• _What to work on_
Where a line holds the word "hint", copy it from the records.

[Element data from apps and pages]
BEGIN
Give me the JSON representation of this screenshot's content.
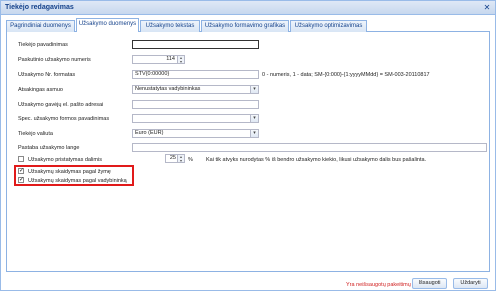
{
  "window": {
    "title": "Tiekėjo redagavimas",
    "close": "✕"
  },
  "tabs": [
    {
      "label": "Pagrindiniai duomenys"
    },
    {
      "label": "Užsakymo duomenys"
    },
    {
      "label": "Užsakymo tekstas"
    },
    {
      "label": "Užsakymo formavimo grafikas"
    },
    {
      "label": "Užsakymo optimizavimas"
    }
  ],
  "form": {
    "supplier_name": {
      "label": "Tiekėjo pavadinimas",
      "value": ""
    },
    "last_order_no": {
      "label": "Paskutinio užsakymo numeris",
      "value": "114"
    },
    "order_format": {
      "label": "Užsakymo Nr. formatas",
      "value": "STV{0:00000}",
      "hint": "0 - numeris, 1 - data; SM-{0:000}-{1:yyyyMMdd} = SM-003-20110817"
    },
    "responsible": {
      "label": "Atsakingas asmuo",
      "value": "Nenustatytas vadybininkas"
    },
    "receiver_email": {
      "label": "Užsakymo gavėjų el. pašto adresai",
      "value": ""
    },
    "form_name": {
      "label": "Spec. užsakymo formos pavadinimas",
      "value": ""
    },
    "currency": {
      "label": "Tiekėjo valiuta",
      "value": "Euro (EUR)"
    },
    "note": {
      "label": "Pastaba užsakymo lange",
      "value": ""
    },
    "delivery_part": {
      "label": "Užsakymo pristatymas dalimis",
      "value": "25",
      "unit": "%",
      "hint": "Kai tik atvyks nurodytas % iš bendro užsakymo kiekio, likusi užsakymo dalis bus pašalinta."
    },
    "split_by_tag": {
      "label": "Užsakymų skaidymas pagal žymę",
      "checked": true
    },
    "split_by_manager": {
      "label": "Užsakymų skaidymas pagal vadybininką",
      "checked": true
    }
  },
  "footer": {
    "unsaved": "Yra neišsaugotų pakeitimų",
    "save": "Išsaugoti",
    "close": "Uždaryti"
  }
}
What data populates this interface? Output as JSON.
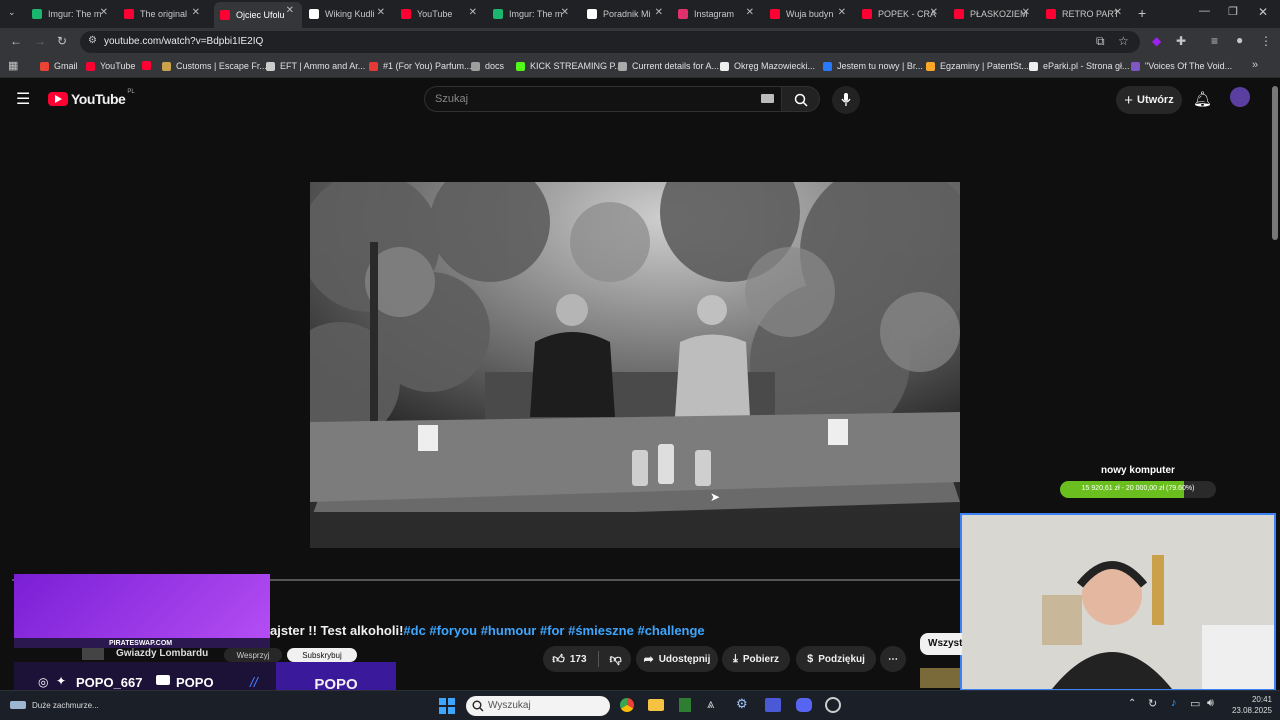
{
  "browser": {
    "tabs": [
      {
        "label": "Imgur: The m",
        "color": "#1bb76e",
        "active": false
      },
      {
        "label": "The original",
        "color": "#ff0033",
        "active": false
      },
      {
        "label": "Ojciec Ufolu",
        "color": "#ff0033",
        "active": true
      },
      {
        "label": "Wiking Kudli",
        "color": "#ffffff",
        "active": false
      },
      {
        "label": "YouTube",
        "color": "#ff0033",
        "active": false
      },
      {
        "label": "Imgur: The m",
        "color": "#1bb76e",
        "active": false
      },
      {
        "label": "Poradnik Mi",
        "color": "#ffffff",
        "active": false
      },
      {
        "label": "Instagram",
        "color": "#e1306c",
        "active": false
      },
      {
        "label": "Wuja budyn",
        "color": "#ff0033",
        "active": false
      },
      {
        "label": "POPEK - CRA",
        "color": "#ff0033",
        "active": false
      },
      {
        "label": "PŁASKOZIEM",
        "color": "#ff0033",
        "active": false
      },
      {
        "label": "RETRO PART",
        "color": "#ff0033",
        "active": false
      }
    ],
    "url": "youtube.com/watch?v=Bdpbi1IE2IQ",
    "bookmarks": [
      {
        "label": "Gmail",
        "color": "#ea4335"
      },
      {
        "label": "YouTube",
        "color": "#ff0033"
      },
      {
        "label": "",
        "color": "#ff0033"
      },
      {
        "label": "Customs | Escape Fr...",
        "color": "#c9a24b"
      },
      {
        "label": "EFT | Ammo and Ar...",
        "color": "#cccccc"
      },
      {
        "label": "#1 (For You) Parfum...",
        "color": "#e53935"
      },
      {
        "label": "docs",
        "color": "#9e9e9e"
      },
      {
        "label": "KICK STREAMING P...",
        "color": "#53fc18"
      },
      {
        "label": "Current details for A...",
        "color": "#aaaaaa"
      },
      {
        "label": "Okręg Mazowiecki...",
        "color": "#eeeeee"
      },
      {
        "label": "Jestem tu nowy | Br...",
        "color": "#2979ff"
      },
      {
        "label": "Egzaminy | PatentSt...",
        "color": "#ffa726"
      },
      {
        "label": "eParki.pl - Strona gł...",
        "color": "#eeeeee"
      },
      {
        "label": "\"Voices Of The Void...",
        "color": "#7e57c2"
      }
    ]
  },
  "youtube": {
    "logo_text": "YouTube",
    "region": "PL",
    "search_placeholder": "Szukaj",
    "create_label": "Utwórz"
  },
  "video": {
    "title": "ajster !! Test alkoholi!",
    "hashtags": "#dc #foryou #humour #for #śmieszne #challenge",
    "channel_name": "Gwiazdy Lombardu",
    "support_label": "Wesprzyj",
    "subscribe_label": "Subskrybuj",
    "likes": "173",
    "share_label": "Udostępnij",
    "download_label": "Pobierz",
    "thanks_label": "Podziękuj",
    "chip_label": "Wszyst"
  },
  "stream_overlay": {
    "sponsor": "PIRATESWAP.COM",
    "handle": "POPO_667",
    "youtube_name": "POPO",
    "brand": "POPO",
    "goal_title": "nowy komputer",
    "goal_text": "15 920,61 zł - 20 000,00 zł (79.60%)",
    "goal_progress": 0.796
  },
  "taskbar": {
    "status_text": "Duże zachmurze...",
    "search_placeholder": "Wyszukaj",
    "time": "20:41",
    "date": "23.08.2025"
  }
}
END
• _Exercise response_
      "hint": "0 - numeris, 1 - data; SM-{0:000}-{1:yyyyMMdd} = SM-003-20110817"
      "hint": "Kai tik atvyks nurodytas % iš bendro užsakymo kiekio, likusi užsakymo dalis bus pašalinta."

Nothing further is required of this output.